A Fight for Clean Energy is a Fight for Good Health

Oct 10, 2019

By Nia Dorsey, LCV Human Resources Intern

What if I told you that my grandmother is 92 years old? What if I told you that my grandmother lives in Baltimore, Maryland — one of the 10 cities with the worst air quality in the nation? What if I told you that my grandmother does not suffer from asthma, nor does she have any respiratory problems? Would you believe me?

 Baltimore, Maryland has been a special place in my family for as long as I can remember. My father was born and raised in the very house that my grandmother lives in today, and, as a young adult, my mother moved to Baltimore where she eventually met my father. Living just 20 minutes outside of the city allowed me to spend much of my childhood attending a few Baltimore Ravens football games, enjoying crab feasts on the water of the Inner Harbor, and visiting the Baltimore Aquarium time and time again.

When I look back on my childhood and remember my frequent visits to my grandparents house in northeast Baltimore, it is interesting to compare the innocent perspective of a child to my newfound perspective of a young adult. As a child, I’d sit in the back seat of our Honda Odyssey driving on 95 north — Dad in the driver seat, Mom in the passenger seat, and my older sister right by my side. Entering Baltimore from the suburbs of Howard County, Baltimore was always so fascinating to me. With my forehead against the glass and my eyes glued to the window, I would marvel at the sight of a large “chimney-like” object off of the highway (with purple vertical lettering that said “Baltimore”)  and the Baltimore Ravens’ Stadium illuminated with purple lights in the distance of the skyline. This may have been because my favorite color has always been purple or because these structures were so large and industrial. To me, seeing these structures meant we were in Baltimore and therefore closer to my grandparents’ house.

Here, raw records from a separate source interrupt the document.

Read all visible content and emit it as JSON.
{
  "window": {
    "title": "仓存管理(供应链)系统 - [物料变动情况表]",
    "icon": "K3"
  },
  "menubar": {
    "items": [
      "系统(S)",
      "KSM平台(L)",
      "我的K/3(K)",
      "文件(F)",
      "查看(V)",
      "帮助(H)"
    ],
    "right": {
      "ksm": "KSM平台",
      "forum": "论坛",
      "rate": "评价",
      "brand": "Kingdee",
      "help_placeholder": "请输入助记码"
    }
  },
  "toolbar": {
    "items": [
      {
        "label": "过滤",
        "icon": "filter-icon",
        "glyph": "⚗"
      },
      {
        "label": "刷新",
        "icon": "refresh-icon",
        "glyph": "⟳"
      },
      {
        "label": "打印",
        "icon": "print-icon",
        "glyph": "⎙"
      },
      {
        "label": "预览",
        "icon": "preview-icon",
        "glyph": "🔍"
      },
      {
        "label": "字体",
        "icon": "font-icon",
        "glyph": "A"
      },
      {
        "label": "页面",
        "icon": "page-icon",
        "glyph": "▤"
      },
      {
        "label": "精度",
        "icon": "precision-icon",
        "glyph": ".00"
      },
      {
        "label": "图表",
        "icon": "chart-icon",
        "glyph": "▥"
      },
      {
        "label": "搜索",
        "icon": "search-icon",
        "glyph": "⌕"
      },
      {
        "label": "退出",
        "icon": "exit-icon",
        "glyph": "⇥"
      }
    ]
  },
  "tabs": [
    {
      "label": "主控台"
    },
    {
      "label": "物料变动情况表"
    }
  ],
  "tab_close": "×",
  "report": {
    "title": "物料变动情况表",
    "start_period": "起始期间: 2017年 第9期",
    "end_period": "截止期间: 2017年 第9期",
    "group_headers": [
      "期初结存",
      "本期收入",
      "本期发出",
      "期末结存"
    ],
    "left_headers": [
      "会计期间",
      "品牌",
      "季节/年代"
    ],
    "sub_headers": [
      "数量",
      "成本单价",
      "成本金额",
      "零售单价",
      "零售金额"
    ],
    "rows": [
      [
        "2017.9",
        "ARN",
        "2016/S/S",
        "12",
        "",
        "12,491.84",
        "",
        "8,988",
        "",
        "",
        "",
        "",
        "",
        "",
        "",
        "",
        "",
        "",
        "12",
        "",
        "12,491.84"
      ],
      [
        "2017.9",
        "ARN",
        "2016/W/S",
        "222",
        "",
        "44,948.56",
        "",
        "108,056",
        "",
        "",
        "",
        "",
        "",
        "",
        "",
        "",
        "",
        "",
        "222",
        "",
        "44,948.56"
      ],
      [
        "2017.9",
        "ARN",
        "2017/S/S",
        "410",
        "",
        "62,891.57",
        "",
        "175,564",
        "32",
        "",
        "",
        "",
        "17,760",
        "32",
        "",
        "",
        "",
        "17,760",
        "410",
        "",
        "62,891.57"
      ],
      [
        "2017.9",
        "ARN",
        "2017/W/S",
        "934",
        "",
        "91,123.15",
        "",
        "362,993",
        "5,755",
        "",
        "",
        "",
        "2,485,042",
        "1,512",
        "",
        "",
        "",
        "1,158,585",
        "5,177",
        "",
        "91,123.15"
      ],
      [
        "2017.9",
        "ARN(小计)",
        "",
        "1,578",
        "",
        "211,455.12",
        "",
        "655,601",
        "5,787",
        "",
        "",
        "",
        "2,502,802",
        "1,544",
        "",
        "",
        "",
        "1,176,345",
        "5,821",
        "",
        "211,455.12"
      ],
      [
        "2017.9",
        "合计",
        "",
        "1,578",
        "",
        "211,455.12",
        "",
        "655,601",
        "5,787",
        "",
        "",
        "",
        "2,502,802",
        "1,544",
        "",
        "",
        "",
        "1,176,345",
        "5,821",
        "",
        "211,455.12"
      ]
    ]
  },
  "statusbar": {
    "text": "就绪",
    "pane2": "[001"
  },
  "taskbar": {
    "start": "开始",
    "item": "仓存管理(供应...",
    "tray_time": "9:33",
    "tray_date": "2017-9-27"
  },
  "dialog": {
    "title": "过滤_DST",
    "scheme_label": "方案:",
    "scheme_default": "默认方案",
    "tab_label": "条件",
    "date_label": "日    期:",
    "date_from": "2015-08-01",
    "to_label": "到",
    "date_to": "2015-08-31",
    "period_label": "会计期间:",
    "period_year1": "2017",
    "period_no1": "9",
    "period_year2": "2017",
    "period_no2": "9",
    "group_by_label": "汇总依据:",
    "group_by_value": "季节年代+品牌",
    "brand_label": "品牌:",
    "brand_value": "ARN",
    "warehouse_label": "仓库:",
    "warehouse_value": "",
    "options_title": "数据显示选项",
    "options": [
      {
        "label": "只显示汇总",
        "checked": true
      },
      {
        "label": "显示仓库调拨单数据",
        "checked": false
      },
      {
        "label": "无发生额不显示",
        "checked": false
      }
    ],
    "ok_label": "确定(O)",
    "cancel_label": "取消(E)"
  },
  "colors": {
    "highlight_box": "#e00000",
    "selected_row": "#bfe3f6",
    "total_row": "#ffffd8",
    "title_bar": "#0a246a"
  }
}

Now, I know that this “chimney-like” object, officially called the Wheelabrator Smokestack and just 20 minutes from my grandmother’s house, has powerful and deadly implications. Not only is it one of the city’s largest air polluters, but it is also the 10th largest trash incinerator in the country. According to 2014 EPA data, Wheelabrator emits more nitrogen oxides, sulfur dioxide, and hydrochloric acid than any other source in the city. The health effects of these substances include asthma attacks, increase in lifetime risk of chronic respiratory disease and stroke, and damage to lungs along with many others. When I was younger I would think to myself, “Humans made all of this?” in amazement. As a young adult, I ask myself the same question but rather with a sense of utter shock and disbelief.  

The fact that my grandmother is incredibly healthy and does not suffer from any serious respiratory problems while living in Baltimore is rare. She is the exception. In addition to respiratory issues that smog and particulates can create, these pollutants are also correlated with brain health and neurological disorders like dementia or Alzheimer’s disease. As I grow older, I worry about the health of my grandmother more and more. Every day with unclean air is one day too many. This dirty energy is not worth the risk of irreversible health impacts.

 While my grandmother lives just 20 minutes away from the city’s biggest polluter, there are many other communities that are much closer and cannot escape its effects. Many of these communities are majority people of color who are disproportionately affected by the locations of polluting facilities and are at higher risk for health problems simply due to where they live. These polluting facilities are systematically placed in low income communities or communities or color, which creates generational health problems for already marginalized communities. This is what injustice looks like — everyone deserves clean air, no matter where they live. 

Luckily, Baltimore recently took action against these polluters. In February of 2019, the city council unanimously passed the Baltimore Clean Air Act, and the mayor signed it into law  just a month later. The two largest waste incinerators, both within 20 minutes of my grandmother’s house, will be forced to meet lower emission standards or face closure. Earlier this year the state of Maryland also had a win in the necessary movement to clean energy. With bipartisan support, the Clean Energy Jobs Act was approved by the Maryland General Assembly, which mandates 50% renewable energy by 2030 and will create 20,000 solar energy jobs. 

As daunting as it may be to reflect on the consequences of air pollution in a city very close to my heart, it is extremely exciting to finally see action at the local and state level. In the absence of federal leadership under the current administration, this local action is more important than ever. I envision a future where my grandmother and her remarkable health at the age of 92 is not the exception but the norm. Clean air is essential for all of us. We caused these problems, so it is up to us to fix them. I am hopeful that we can, and will, before it is too late.